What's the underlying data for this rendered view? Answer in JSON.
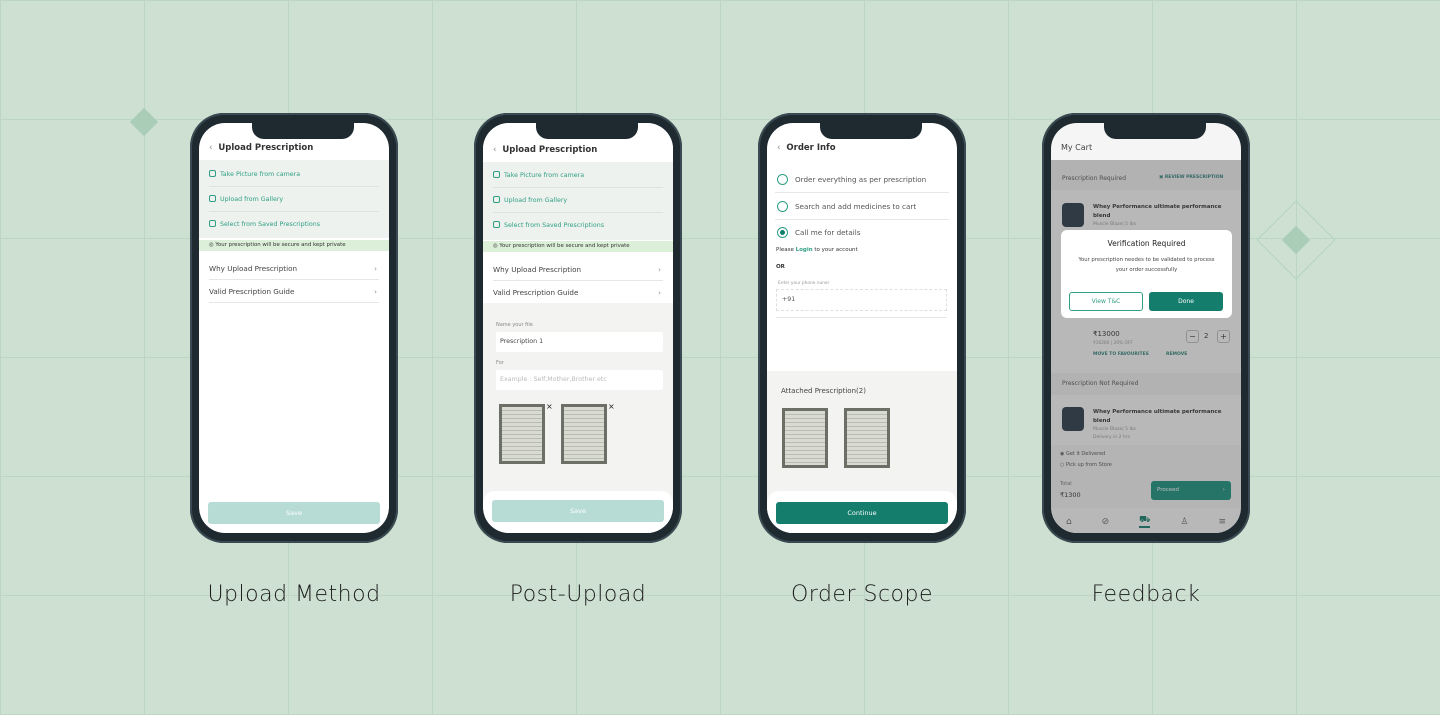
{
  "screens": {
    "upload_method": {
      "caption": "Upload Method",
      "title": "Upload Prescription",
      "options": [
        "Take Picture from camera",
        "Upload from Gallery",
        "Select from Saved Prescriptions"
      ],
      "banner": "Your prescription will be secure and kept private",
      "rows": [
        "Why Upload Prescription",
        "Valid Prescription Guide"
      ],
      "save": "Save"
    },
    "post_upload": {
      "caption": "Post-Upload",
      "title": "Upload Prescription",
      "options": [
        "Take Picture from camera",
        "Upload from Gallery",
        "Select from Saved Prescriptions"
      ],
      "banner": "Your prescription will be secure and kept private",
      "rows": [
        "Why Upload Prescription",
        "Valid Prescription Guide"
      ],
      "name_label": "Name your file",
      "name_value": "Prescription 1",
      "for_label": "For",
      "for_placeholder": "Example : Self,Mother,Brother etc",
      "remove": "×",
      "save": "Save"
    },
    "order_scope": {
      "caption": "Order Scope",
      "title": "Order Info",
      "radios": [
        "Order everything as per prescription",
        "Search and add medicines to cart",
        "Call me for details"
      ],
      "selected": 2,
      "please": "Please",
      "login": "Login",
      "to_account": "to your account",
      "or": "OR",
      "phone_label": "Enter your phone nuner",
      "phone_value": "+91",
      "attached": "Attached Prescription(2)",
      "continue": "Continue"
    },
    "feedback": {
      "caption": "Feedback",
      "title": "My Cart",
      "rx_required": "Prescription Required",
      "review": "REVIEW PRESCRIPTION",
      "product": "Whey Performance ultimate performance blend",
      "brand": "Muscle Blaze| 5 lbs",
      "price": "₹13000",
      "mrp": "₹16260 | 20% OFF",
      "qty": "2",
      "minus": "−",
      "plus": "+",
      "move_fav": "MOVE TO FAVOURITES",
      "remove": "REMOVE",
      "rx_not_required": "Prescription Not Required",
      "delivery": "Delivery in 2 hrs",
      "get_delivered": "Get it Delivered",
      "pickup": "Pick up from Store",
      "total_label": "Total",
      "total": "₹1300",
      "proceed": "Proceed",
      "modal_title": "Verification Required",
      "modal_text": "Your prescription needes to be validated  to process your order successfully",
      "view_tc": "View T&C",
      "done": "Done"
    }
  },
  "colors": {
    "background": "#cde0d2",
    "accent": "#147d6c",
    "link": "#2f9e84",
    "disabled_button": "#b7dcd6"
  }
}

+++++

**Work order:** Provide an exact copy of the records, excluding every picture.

**Result for this task:**
What's the underlying data for this rendered view? Answer in JSON.
{
  "screens": {
    "upload_method": {
      "caption": "Upload Method",
      "title": "Upload Prescription",
      "options": [
        "Take Picture from camera",
        "Upload from Gallery",
        "Select from Saved Prescriptions"
      ],
      "banner": "Your prescription will be secure and kept private",
      "rows": [
        "Why Upload Prescription",
        "Valid Prescription Guide"
      ],
      "save": "Save"
    },
    "post_upload": {
      "caption": "Post-Upload",
      "title": "Upload Prescription",
      "options": [
        "Take Picture from camera",
        "Upload from Gallery",
        "Select from Saved Prescriptions"
      ],
      "banner": "Your prescription will be secure and kept private",
      "rows": [
        "Why Upload Prescription",
        "Valid Prescription Guide"
      ],
      "name_label": "Name your file",
      "name_value": "Prescription 1",
      "for_label": "For",
      "for_placeholder": "Example : Self,Mother,Brother etc",
      "remove": "×",
      "save": "Save"
    },
    "order_scope": {
      "caption": "Order Scope",
      "title": "Order Info",
      "radios": [
        "Order everything as per prescription",
        "Search and add medicines to cart",
        "Call me for details"
      ],
      "selected": 2,
      "please": "Please",
      "login": "Login",
      "to_account": "to your account",
      "or": "OR",
      "phone_label": "Enter your phone nuner",
      "phone_value": "+91",
      "attached": "Attached Prescription(2)",
      "continue": "Continue"
    },
    "feedback": {
      "caption": "Feedback",
      "title": "My Cart",
      "rx_required": "Prescription Required",
      "review": "REVIEW PRESCRIPTION",
      "product": "Whey Performance ultimate performance blend",
      "brand": "Muscle Blaze| 5 lbs",
      "price": "₹13000",
      "mrp": "₹16260 | 20% OFF",
      "qty": "2",
      "minus": "−",
      "plus": "+",
      "move_fav": "MOVE TO FAVOURITES",
      "remove": "REMOVE",
      "rx_not_required": "Prescription Not Required",
      "delivery": "Delivery in 2 hrs",
      "get_delivered": "Get it Delivered",
      "pickup": "Pick up from Store",
      "total_label": "Total",
      "total": "₹1300",
      "proceed": "Proceed",
      "modal_title": "Verification Required",
      "modal_text": "Your prescription needes to be validated  to process your order successfully",
      "view_tc": "View T&C",
      "done": "Done"
    }
  },
  "colors": {
    "background": "#cde0d2",
    "accent": "#147d6c",
    "link": "#2f9e84",
    "disabled_button": "#b7dcd6"
  }
}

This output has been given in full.